We like junk food so much that 61% of the food Americans buy is highly processed, according to research published in the American Journal of Clinical Nutrition. And almost 1,000 calories a day of person’s diet come solely from highly processed foods.
Not all processed food is the same, however. The USDA classifies processed food as any edible that’s not a raw agricultural commodity, so even pasteurized milk and frozen fruits and vegetables count. “It’s important for us to recognize that a processed food is not just Coca-Cola and Twinkies—it’s a wide array of products,” says study author Jennifer Poti, a research assistant professor at the University of North Carolina at Chapel Hill.
So in the first study of its kind, researchers scrutinized our diets by analyzing a massive set of data of the foods we buy while grocery shopping. The stats came from 157,000 shoppers, who tracked their edible purchases with a barcode scanner from 2000-2012, for anywhere from 10 months to 14 years.
Using software that picked out words in the nutrition and ingredient labels, the 1.2 million products were placed into one of four categories :minimally processed—products with very little alteration, like bagged salad, frozen meat and eggs—basic processed—single-ingredient foods but changed in some way, like oil, flour and sugar—moderately processed—still recognizable as its original plant or animal source, but with additives—and highly processed—multi-ingredient industrial mixtures that are no longer recognizable as their original plant or animal source.
Preferences for highly processed foods were remarkably stable over time, Poti says, which likely has implications for our health, since the study also found that highly processed foods were higher in saturated fat, sugar and salt than other purchases. But interestingly, no U.S. study has yet looked at the link between highly processed foods and health outcomes like obesity and diabetes, Poti says.

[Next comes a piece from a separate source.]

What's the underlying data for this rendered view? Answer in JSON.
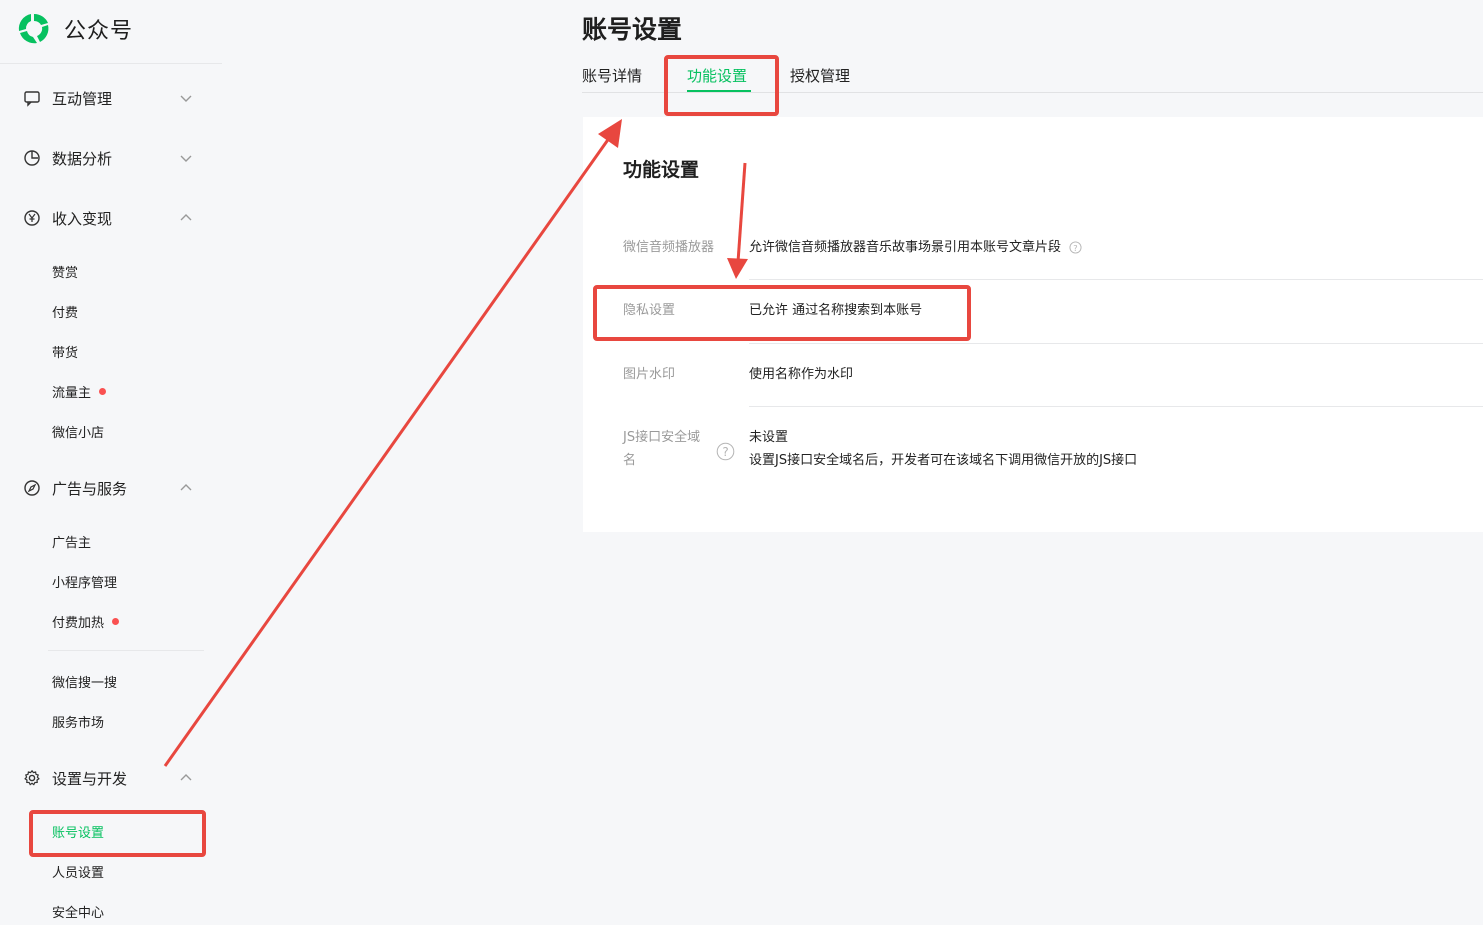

To be clear, the researchers aren’t pooh-poohing processing, per se. “Food processing is important for food security and nutrition security of Americans,” Poti says. The study wasn’t able to capture the full spectrum of our diets—loose spinach doesn’t come with a barcode, after all—and the authors acknowledge that food purchasing doesn’t always directly translate to dietary intake. But the results suggest that we might want to swap some bags of chips for, say, cans of beans. “Foods that required cooking or preparation”—like boxed pasta and raw eggs—”were generally less than 20% of calories purchased throughout the entire time period,” Poti says.